- _Exercise brief_: Go through the records below line by line. Count the lines with "raccoon" and give the count alone.

START Dataset extract

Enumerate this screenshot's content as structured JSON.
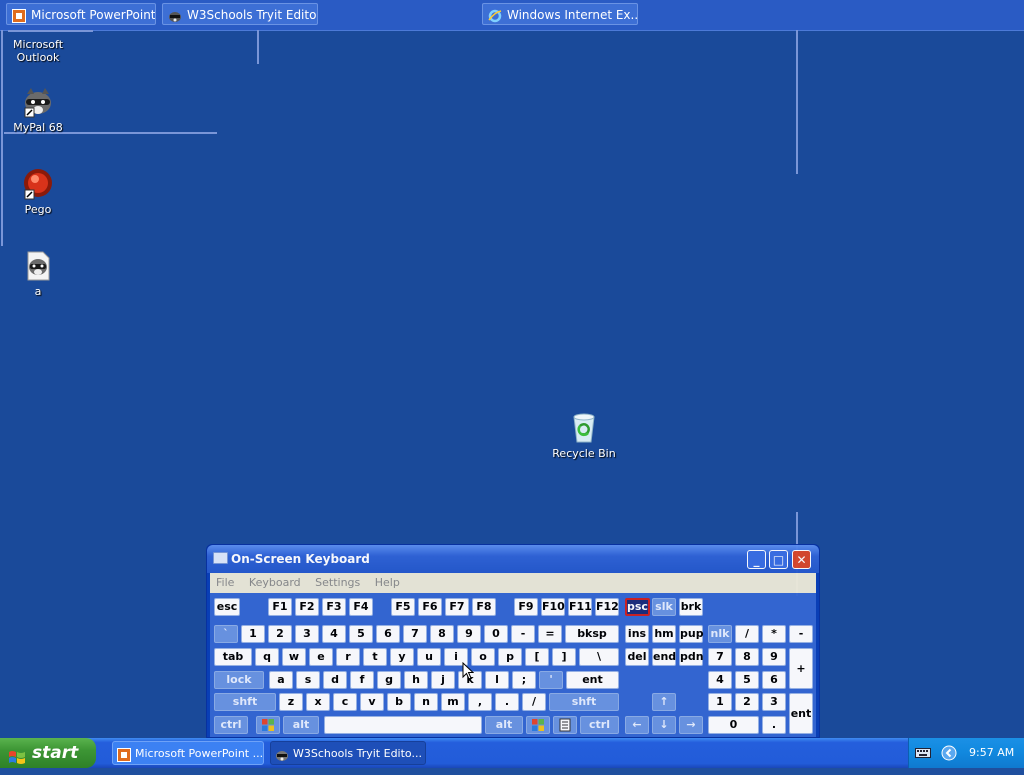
{
  "top_windows": [
    {
      "label": "Microsoft PowerPoint ...",
      "icon": "powerpoint-icon"
    },
    {
      "label": "W3Schools Tryit Edito...",
      "icon": "raccoon-icon"
    },
    {
      "label": "Windows Internet Ex...",
      "icon": "ie-icon"
    }
  ],
  "desktop_icons": [
    {
      "label": "Microsoft Outlook",
      "icon": "outlook-icon"
    },
    {
      "label": "MyPal 68",
      "icon": "raccoon-icon"
    },
    {
      "label": "Pego",
      "icon": "pego-icon"
    },
    {
      "label": "a",
      "icon": "file-raccoon-icon"
    },
    {
      "label": "Recycle Bin",
      "icon": "recycle-bin-icon"
    }
  ],
  "osk": {
    "title": "On-Screen Keyboard",
    "menu": [
      "File",
      "Keyboard",
      "Settings",
      "Help"
    ],
    "window_buttons": {
      "minimize": "_",
      "maximize": "□",
      "close": "✕"
    },
    "keys": {
      "esc": "esc",
      "f1": "F1",
      "f2": "F2",
      "f3": "F3",
      "f4": "F4",
      "f5": "F5",
      "f6": "F6",
      "f7": "F7",
      "f8": "F8",
      "f9": "F9",
      "f10": "F10",
      "f11": "F11",
      "f12": "F12",
      "psc": "psc",
      "slk": "slk",
      "brk": "brk",
      "backtick": "`",
      "n1": "1",
      "n2": "2",
      "n3": "3",
      "n4": "4",
      "n5": "5",
      "n6": "6",
      "n7": "7",
      "n8": "8",
      "n9": "9",
      "n0": "0",
      "minus": "-",
      "equals": "=",
      "bksp": "bksp",
      "ins": "ins",
      "hm": "hm",
      "pup": "pup",
      "nlk": "nlk",
      "np_div": "/",
      "np_mul": "*",
      "np_sub": "-",
      "tab": "tab",
      "q": "q",
      "w": "w",
      "e": "e",
      "r": "r",
      "t": "t",
      "y": "y",
      "u": "u",
      "i": "i",
      "o": "o",
      "p": "p",
      "lbr": "[",
      "rbr": "]",
      "bslash": "\\",
      "del": "del",
      "end": "end",
      "pdn": "pdn",
      "np7": "7",
      "np8": "8",
      "np9": "9",
      "np_add": "+",
      "lock": "lock",
      "a": "a",
      "s": "s",
      "d": "d",
      "f": "f",
      "g": "g",
      "h": "h",
      "j": "j",
      "k": "k",
      "l": "l",
      "semi": ";",
      "quote": "'",
      "ent": "ent",
      "np4": "4",
      "np5": "5",
      "np6": "6",
      "shft": "shft",
      "z": "z",
      "x": "x",
      "c": "c",
      "v": "v",
      "b": "b",
      "n": "n",
      "m": "m",
      "comma": ",",
      "period": ".",
      "slash": "/",
      "up": "↑",
      "np1": "1",
      "np2": "2",
      "np3": "3",
      "np_ent": "ent",
      "ctrl": "ctrl",
      "alt": "alt",
      "left": "←",
      "down": "↓",
      "right": "→",
      "np0": "0",
      "np_dot": "."
    }
  },
  "taskbar": {
    "start_label": "start",
    "buttons": [
      {
        "label": "Microsoft PowerPoint ...",
        "icon": "powerpoint-icon"
      },
      {
        "label": "W3Schools Tryit Edito...",
        "icon": "raccoon-icon"
      }
    ],
    "clock": "9:57 AM"
  }
}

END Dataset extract

- _Exercise result_: 4